ACTIVITY. Set down exactly the stretch of lines below that opens at the line containing "Read all visible content and emit it as JSON." and continues through the last line of the entries, and nothing else.

DATASET RECORDS.
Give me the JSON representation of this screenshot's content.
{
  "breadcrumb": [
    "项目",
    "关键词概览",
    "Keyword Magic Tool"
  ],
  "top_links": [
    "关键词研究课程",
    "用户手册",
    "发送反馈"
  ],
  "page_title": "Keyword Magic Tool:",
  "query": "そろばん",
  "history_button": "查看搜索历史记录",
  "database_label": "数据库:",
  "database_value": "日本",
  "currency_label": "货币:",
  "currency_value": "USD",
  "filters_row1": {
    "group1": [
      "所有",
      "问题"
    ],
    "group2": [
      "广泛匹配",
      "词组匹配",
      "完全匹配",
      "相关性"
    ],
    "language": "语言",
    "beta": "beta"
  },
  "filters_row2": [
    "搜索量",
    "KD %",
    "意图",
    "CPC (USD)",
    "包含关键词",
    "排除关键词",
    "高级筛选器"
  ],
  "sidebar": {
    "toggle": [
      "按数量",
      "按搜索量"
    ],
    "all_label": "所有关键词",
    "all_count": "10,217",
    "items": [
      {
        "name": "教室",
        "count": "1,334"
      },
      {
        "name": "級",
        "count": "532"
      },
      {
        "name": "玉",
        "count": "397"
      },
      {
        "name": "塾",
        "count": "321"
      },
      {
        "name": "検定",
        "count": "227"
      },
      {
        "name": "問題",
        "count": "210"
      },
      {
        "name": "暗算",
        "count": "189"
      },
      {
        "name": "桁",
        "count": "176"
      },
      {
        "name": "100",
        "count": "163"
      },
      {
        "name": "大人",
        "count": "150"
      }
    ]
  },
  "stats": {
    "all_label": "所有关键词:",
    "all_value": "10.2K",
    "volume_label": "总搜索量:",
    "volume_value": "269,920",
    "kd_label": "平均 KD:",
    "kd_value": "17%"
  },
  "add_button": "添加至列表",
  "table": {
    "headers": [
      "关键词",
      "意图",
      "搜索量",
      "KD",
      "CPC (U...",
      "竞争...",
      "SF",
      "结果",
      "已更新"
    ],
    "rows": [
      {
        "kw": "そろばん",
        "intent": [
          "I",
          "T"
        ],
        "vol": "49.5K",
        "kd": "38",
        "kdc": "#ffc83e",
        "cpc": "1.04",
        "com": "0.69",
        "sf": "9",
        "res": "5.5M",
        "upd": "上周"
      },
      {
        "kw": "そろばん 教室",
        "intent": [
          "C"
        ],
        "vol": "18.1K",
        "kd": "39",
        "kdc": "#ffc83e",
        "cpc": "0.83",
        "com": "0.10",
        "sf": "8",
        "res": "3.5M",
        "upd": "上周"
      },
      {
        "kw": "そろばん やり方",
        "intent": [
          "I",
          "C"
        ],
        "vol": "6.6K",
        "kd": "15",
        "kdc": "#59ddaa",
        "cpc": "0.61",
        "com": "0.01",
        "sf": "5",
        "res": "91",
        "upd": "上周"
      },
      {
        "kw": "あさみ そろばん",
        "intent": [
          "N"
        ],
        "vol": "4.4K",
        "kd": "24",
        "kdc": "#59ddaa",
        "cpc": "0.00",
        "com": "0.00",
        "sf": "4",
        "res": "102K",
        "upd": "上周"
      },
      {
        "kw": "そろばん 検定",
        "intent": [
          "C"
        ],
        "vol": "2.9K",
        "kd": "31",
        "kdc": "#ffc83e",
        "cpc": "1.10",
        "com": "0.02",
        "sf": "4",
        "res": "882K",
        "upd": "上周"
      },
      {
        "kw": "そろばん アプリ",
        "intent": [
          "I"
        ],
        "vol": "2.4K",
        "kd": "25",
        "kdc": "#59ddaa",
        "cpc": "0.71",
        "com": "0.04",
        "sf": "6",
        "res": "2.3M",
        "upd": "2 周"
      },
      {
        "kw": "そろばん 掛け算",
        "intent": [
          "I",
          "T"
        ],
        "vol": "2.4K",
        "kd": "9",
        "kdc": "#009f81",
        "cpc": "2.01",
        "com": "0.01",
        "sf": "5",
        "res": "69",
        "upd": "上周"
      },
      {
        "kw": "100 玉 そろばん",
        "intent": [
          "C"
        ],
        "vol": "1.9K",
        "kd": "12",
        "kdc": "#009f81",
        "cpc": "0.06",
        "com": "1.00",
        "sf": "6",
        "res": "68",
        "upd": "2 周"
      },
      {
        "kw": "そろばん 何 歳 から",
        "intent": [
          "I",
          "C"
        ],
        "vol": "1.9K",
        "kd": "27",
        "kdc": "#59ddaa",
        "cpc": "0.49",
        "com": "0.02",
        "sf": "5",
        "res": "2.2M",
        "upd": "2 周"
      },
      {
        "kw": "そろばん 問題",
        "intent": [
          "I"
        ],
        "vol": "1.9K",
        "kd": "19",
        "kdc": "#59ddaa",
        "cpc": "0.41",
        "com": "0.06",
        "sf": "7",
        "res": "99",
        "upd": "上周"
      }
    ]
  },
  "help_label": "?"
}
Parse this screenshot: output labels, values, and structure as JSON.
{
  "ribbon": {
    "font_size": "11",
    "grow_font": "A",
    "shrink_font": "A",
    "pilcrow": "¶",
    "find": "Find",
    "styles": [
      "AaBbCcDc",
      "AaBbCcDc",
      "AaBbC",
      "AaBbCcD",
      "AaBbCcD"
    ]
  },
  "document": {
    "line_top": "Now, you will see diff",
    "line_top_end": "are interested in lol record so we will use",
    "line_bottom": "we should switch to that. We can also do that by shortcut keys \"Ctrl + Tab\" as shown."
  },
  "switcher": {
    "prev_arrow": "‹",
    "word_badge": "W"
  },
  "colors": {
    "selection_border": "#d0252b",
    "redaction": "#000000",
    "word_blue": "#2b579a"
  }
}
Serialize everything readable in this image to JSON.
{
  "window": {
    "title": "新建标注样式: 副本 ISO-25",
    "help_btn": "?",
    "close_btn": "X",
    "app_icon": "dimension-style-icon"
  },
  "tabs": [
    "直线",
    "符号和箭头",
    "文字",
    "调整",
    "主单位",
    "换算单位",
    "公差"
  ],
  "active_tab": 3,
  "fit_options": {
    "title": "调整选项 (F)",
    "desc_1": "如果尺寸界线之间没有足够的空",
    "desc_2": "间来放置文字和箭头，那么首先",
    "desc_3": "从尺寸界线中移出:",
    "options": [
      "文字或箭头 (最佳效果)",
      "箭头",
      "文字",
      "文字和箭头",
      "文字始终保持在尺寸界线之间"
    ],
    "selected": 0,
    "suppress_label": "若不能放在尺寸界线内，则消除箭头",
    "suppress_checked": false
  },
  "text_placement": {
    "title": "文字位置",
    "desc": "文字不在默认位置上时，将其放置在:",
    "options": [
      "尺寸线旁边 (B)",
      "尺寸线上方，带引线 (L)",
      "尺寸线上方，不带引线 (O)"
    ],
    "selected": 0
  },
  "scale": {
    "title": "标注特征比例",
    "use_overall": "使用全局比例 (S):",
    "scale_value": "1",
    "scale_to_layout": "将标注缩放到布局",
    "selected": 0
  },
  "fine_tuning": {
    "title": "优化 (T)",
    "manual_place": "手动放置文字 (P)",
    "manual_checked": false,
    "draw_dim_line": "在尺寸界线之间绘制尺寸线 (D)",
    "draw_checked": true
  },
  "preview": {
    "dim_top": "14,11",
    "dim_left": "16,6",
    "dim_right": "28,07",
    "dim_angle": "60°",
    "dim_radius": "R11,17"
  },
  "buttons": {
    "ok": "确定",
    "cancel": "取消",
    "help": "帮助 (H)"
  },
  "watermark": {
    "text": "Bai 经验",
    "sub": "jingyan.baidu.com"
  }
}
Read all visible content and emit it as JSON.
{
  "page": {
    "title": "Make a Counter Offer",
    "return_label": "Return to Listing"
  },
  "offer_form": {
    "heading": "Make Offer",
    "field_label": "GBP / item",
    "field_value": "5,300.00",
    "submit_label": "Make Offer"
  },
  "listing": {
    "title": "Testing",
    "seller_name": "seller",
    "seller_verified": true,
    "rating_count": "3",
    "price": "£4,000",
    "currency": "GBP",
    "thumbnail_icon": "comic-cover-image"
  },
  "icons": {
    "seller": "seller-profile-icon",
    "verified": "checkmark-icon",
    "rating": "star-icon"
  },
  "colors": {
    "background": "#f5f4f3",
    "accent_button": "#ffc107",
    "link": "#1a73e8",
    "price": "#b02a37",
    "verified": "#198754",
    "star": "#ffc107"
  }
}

OUTPUT OF THE TASK.
Read all visible content and emit it as JSON.
{
  "page": {
    "title": "Make a Counter Offer",
    "return_label": "Return to Listing"
  },
  "offer_form": {
    "heading": "Make Offer",
    "field_label": "GBP / item",
    "field_value": "5,300.00",
    "submit_label": "Make Offer"
  },
  "listing": {
    "title": "Testing",
    "seller_name": "seller",
    "seller_verified": true,
    "rating_count": "3",
    "price": "£4,000",
    "currency": "GBP",
    "thumbnail_icon": "comic-cover-image"
  },
  "icons": {
    "seller": "seller-profile-icon",
    "verified": "checkmark-icon",
    "rating": "star-icon"
  },
  "colors": {
    "background": "#f5f4f3",
    "accent_button": "#ffc107",
    "link": "#1a73e8",
    "price": "#b02a37",
    "verified": "#198754",
    "star": "#ffc107"
  }
}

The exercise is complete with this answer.